After Joey Bosa was penalized twice for unsportsmanlike conduct against the Jags, Mike Florio and Chris Simms discuss why he needs the self-discipline to control his emotions.

The grandson of Vince Lombardi won’t be pursuing a Lombardi Trophy in 2023 with the Chargers.

The Chargers have announced that they have “parted ways” with offensive coordinator Joe Lombardi. Also out is quarterbacks coach/passing game coordinator Shane Day.

The move implies that coach Brandon Staley will return for a third season, 27-point playoff collapse notwithstanding. If that’s what ownership has decided, that’s ownership’s business.

But there’s a bigger business consideration for ownership to ponder. They surely want to compete with, if not overtake, the Rams in the L.A. market.
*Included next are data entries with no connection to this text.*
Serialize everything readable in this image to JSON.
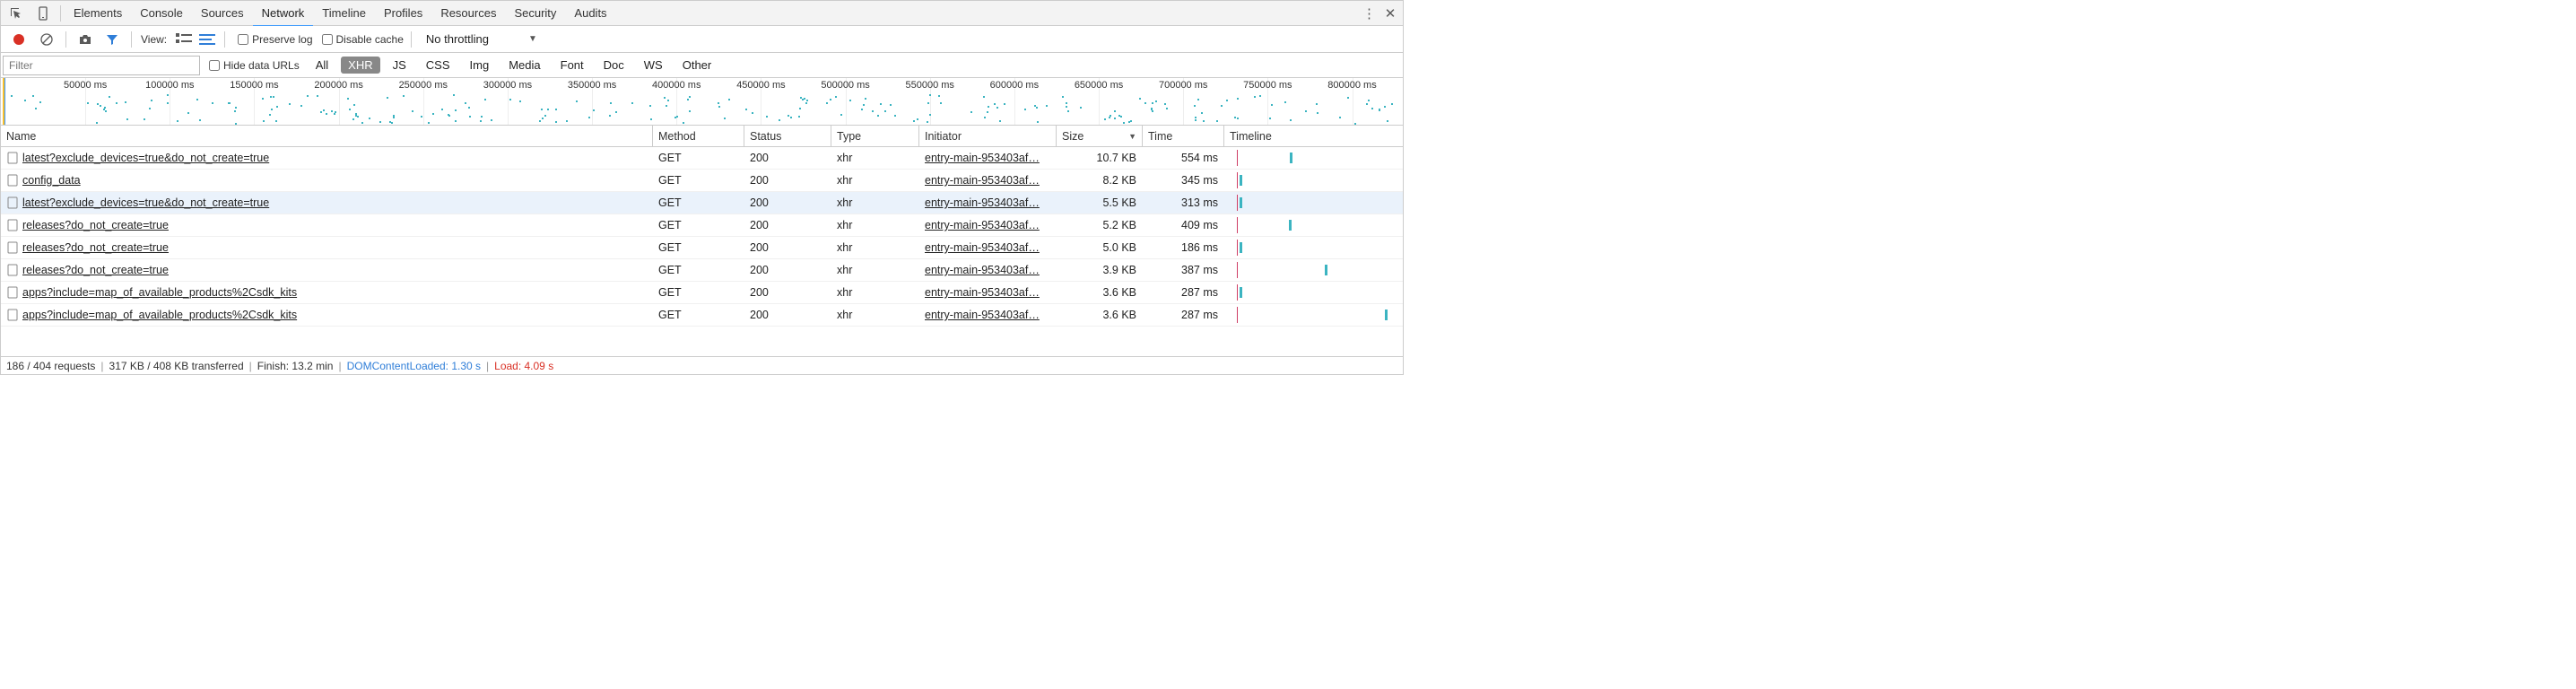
{
  "tabs": [
    "Elements",
    "Console",
    "Sources",
    "Network",
    "Timeline",
    "Profiles",
    "Resources",
    "Security",
    "Audits"
  ],
  "active_tab": 3,
  "toolbar2": {
    "view_label": "View:",
    "preserve_log": "Preserve log",
    "disable_cache": "Disable cache",
    "throttling": "No throttling"
  },
  "filterbar": {
    "placeholder": "Filter",
    "hide_label": "Hide data URLs",
    "pills": [
      "All",
      "XHR",
      "JS",
      "CSS",
      "Img",
      "Media",
      "Font",
      "Doc",
      "WS",
      "Other"
    ],
    "active_pill": 1
  },
  "timeline": {
    "ticks": [
      50000,
      100000,
      150000,
      200000,
      250000,
      300000,
      350000,
      400000,
      450000,
      500000,
      550000,
      600000,
      650000,
      700000,
      750000,
      800000
    ]
  },
  "columns": {
    "name": "Name",
    "method": "Method",
    "status": "Status",
    "type": "Type",
    "initiator": "Initiator",
    "size": "Size",
    "time": "Time",
    "timeline": "Timeline"
  },
  "rows": [
    {
      "name": "latest?exclude_devices=true&do_not_create=true",
      "method": "GET",
      "status": "200",
      "type": "xhr",
      "initiator": "entry-main-953403af…",
      "size": "10.7 KB",
      "time": "554 ms",
      "tl": 59
    },
    {
      "name": "config_data",
      "method": "GET",
      "status": "200",
      "type": "xhr",
      "initiator": "entry-main-953403af…",
      "size": "8.2 KB",
      "time": "345 ms",
      "tl": 3
    },
    {
      "name": "latest?exclude_devices=true&do_not_create=true",
      "method": "GET",
      "status": "200",
      "type": "xhr",
      "initiator": "entry-main-953403af…",
      "size": "5.5 KB",
      "time": "313 ms",
      "tl": 3,
      "sel": true
    },
    {
      "name": "releases?do_not_create=true",
      "method": "GET",
      "status": "200",
      "type": "xhr",
      "initiator": "entry-main-953403af…",
      "size": "5.2 KB",
      "time": "409 ms",
      "tl": 58
    },
    {
      "name": "releases?do_not_create=true",
      "method": "GET",
      "status": "200",
      "type": "xhr",
      "initiator": "entry-main-953403af…",
      "size": "5.0 KB",
      "time": "186 ms",
      "tl": 3
    },
    {
      "name": "releases?do_not_create=true",
      "method": "GET",
      "status": "200",
      "type": "xhr",
      "initiator": "entry-main-953403af…",
      "size": "3.9 KB",
      "time": "387 ms",
      "tl": 98
    },
    {
      "name": "apps?include=map_of_available_products%2Csdk_kits",
      "method": "GET",
      "status": "200",
      "type": "xhr",
      "initiator": "entry-main-953403af…",
      "size": "3.6 KB",
      "time": "287 ms",
      "tl": 3
    },
    {
      "name": "apps?include=map_of_available_products%2Csdk_kits",
      "method": "GET",
      "status": "200",
      "type": "xhr",
      "initiator": "entry-main-953403af…",
      "size": "3.6 KB",
      "time": "287 ms",
      "tl": 165
    }
  ],
  "footer": {
    "requests": "186 / 404 requests",
    "transferred": "317 KB / 408 KB transferred",
    "finish": "Finish: 13.2 min",
    "dom": "DOMContentLoaded: 1.30 s",
    "load": "Load: 4.09 s"
  }
}
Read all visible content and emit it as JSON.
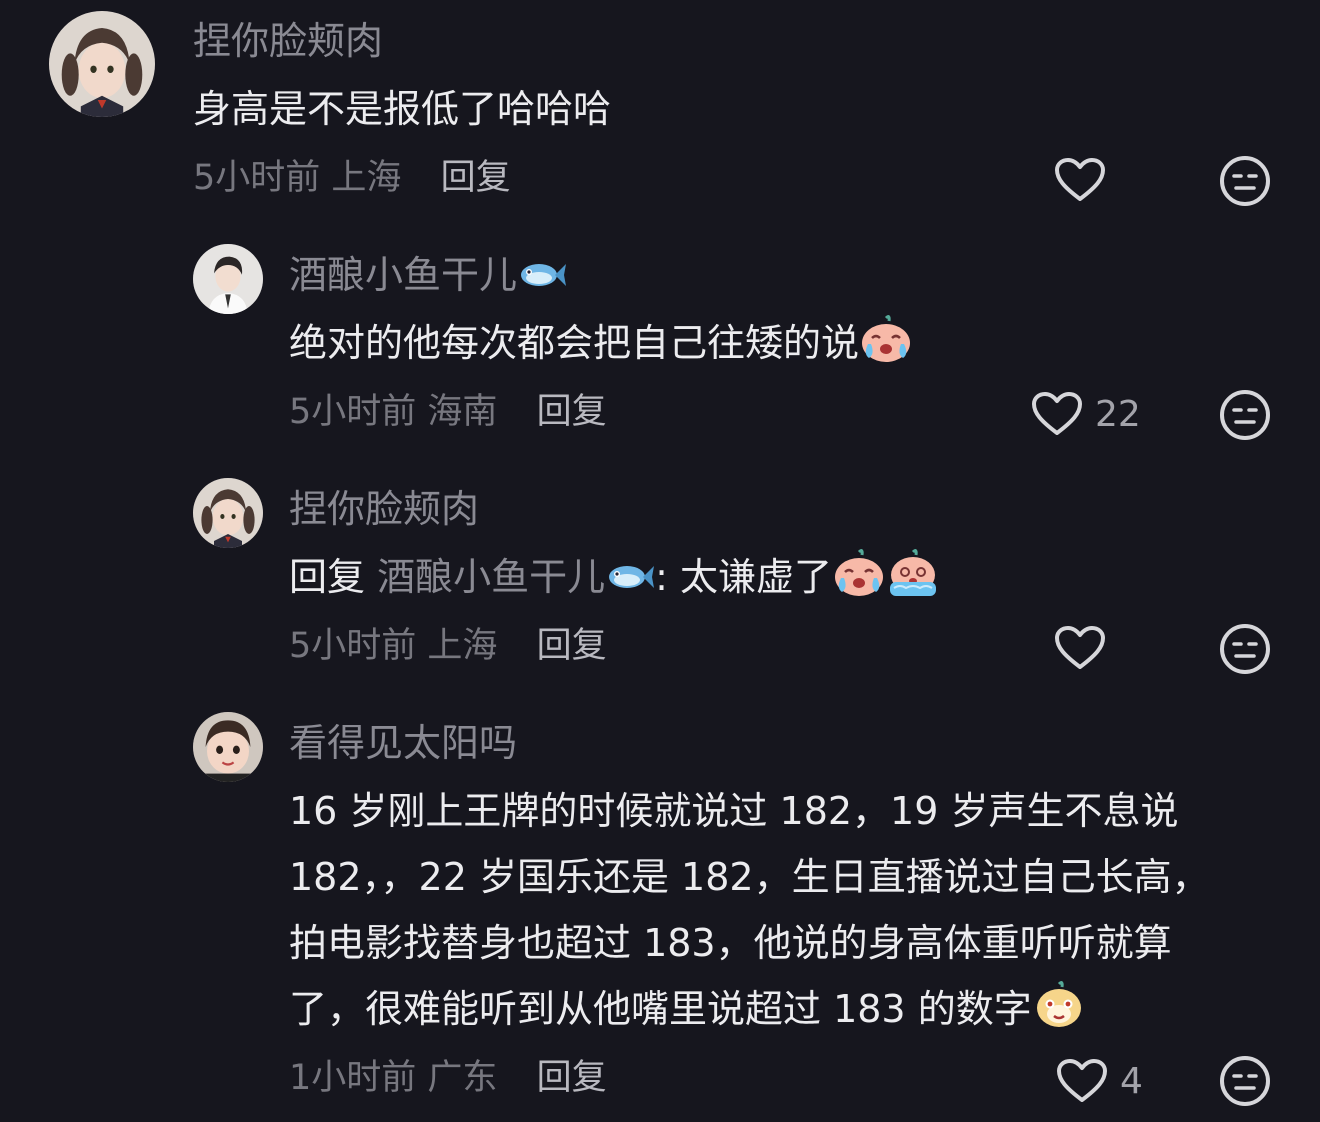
{
  "comments": [
    {
      "username": "捏你脸颊肉",
      "text": "身高是不是报低了哈哈哈",
      "time": "5小时前",
      "location": "上海",
      "reply_label": "回复",
      "like_count": "",
      "avatar_icon": "girl-pigtails-avatar"
    },
    {
      "username": "酒酿小鱼干儿",
      "username_emoji": "fish-emoji",
      "text": "绝对的他每次都会把自己往矮的说",
      "text_emoji": "crying-emoji",
      "time": "5小时前",
      "location": "海南",
      "reply_label": "回复",
      "like_count": "22",
      "avatar_icon": "boy-avatar"
    },
    {
      "username": "捏你脸颊肉",
      "reply_prefix": "回复",
      "reply_to": "酒酿小鱼干儿",
      "reply_to_emoji": "fish-emoji",
      "text": ": 太谦虚了",
      "text_emojis": [
        "crying-emoji",
        "sobbing-emoji"
      ],
      "time": "5小时前",
      "location": "上海",
      "reply_label": "回复",
      "like_count": "",
      "avatar_icon": "girl-pigtails-avatar"
    },
    {
      "username": "看得见太阳吗",
      "text_lines": [
        "16 岁刚上王牌的时候就说过 182，19 岁声生不息说",
        "182，，22 岁国乐还是 182，生日直播说过自己长高，",
        "拍电影找替身也超过 183，他说的身高体重听听就算",
        "了，很难能听到从他嘴里说超过 183 的数字"
      ],
      "text_emoji": "smug-emoji",
      "time": "1小时前",
      "location": "广东",
      "reply_label": "回复",
      "like_count": "4",
      "avatar_icon": "child-avatar"
    }
  ],
  "colors": {
    "background": "#16161e",
    "username": "#8a8a93",
    "text": "#ececef",
    "meta": "#77777f",
    "icon": "#d6d6da"
  }
}
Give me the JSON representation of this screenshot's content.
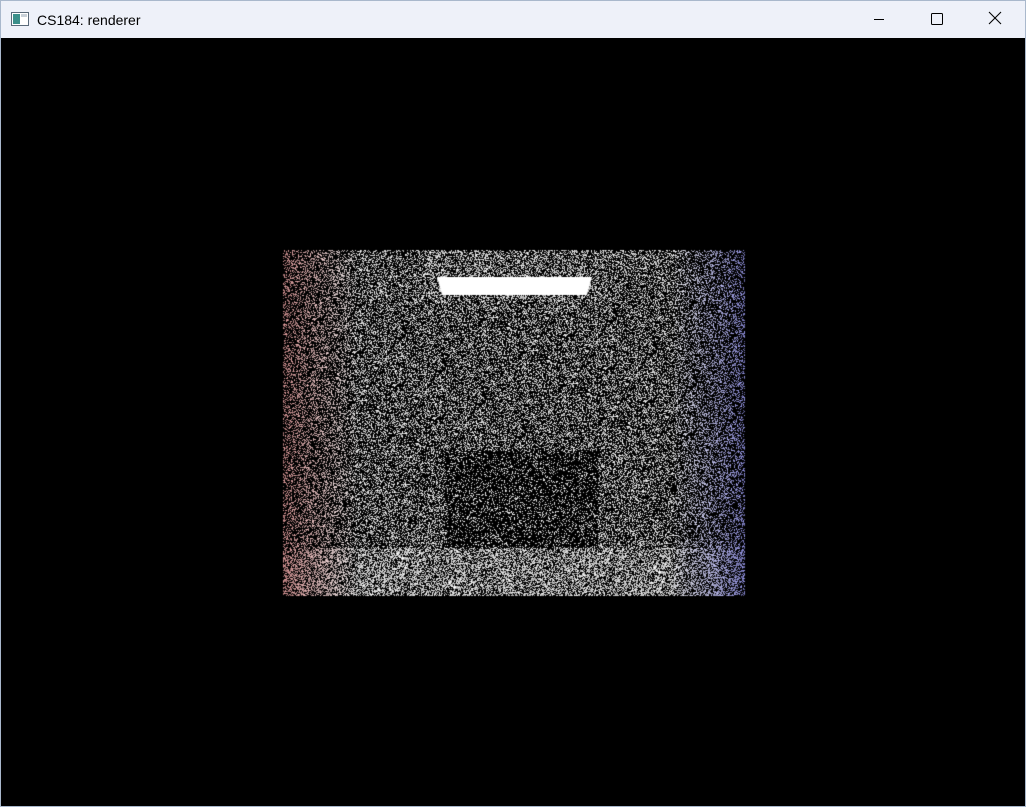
{
  "window": {
    "title": "CS184: renderer"
  },
  "icons": {
    "app": "application-window-icon",
    "minimize": "minimize-icon",
    "maximize": "maximize-icon",
    "close": "close-icon"
  },
  "colors": {
    "titlebar_bg": "#eef1f9",
    "viewport_bg": "#000000",
    "light_color": "#ffffff",
    "left_wall_tint": "#e8a0a0",
    "right_wall_tint": "#9a9af0"
  }
}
With quarterback Justin Herbert nudging toward the front end of his prime, do they want an offensive-minded head coach who can get the most out of his unique skills and abilities?

Apparently, they’re content to let their defensive-minded coach try again, when it comes to hiring coaches tasked with getting the most out of Herbert. (If, of course, they do, they’ll become head-coaching candidates elsewhere -- and may have to be replaced for very different reasons.)

It makes sense to make changes to the offensive approach. Throughout 2022, it seemed as if their offense wasn’t what it could have been, not with Herbert as the straw stirring what had become a lukewarm glass of pulp-filled orange juice.

Would it have been expensive to buy out Staley and go all in for someone like Sean Payton? Yes. Would that expense potentially have to untold profits? Quite possibly.

Here’s the other thing to consider. Saturday night’s game will leave a mark that could be hard to overcome, even with a new offensive coordinator and quarterbacks coach. And even though multiple players have spoken out in favor of Staley, they’re like the rest of us. They don’t like change. They want to try it again with the apparatus in place. They believe that a reset to 0-0 will lead to different results.

For the Chargers, different hasn’t happened. It’s been nearly 30 years since their lone Super Bowl appearance, a blowout loss to the 49ers that capped the 1994 season. Do they go all in to alter the status quo, or do they keep treading water?

The Chargers have chosen a half-measure. And half measures don’t work, more than half the time.

Consider prior teams that have had a season end with a devastating and historic playoff loss. It doesn’t evaporate quickly. The 2014 Seahawks, with the fateful decision to pass when they should have run, loomed over the team until the day Russell Wilson was traded. The 2016 Falcons, who blew a 28-3 lead in Super Bowl LI, are still trying to chart a new course.

Do the Chargers believe that Saturday night’s loss will, or won’t, linger? History tells us that it will. And, if it does, 2023 could be Staley’s last season on the job, swinging the door open for someone like Jim Harbaugh or whoever else is at the top of the “A” list in 2024.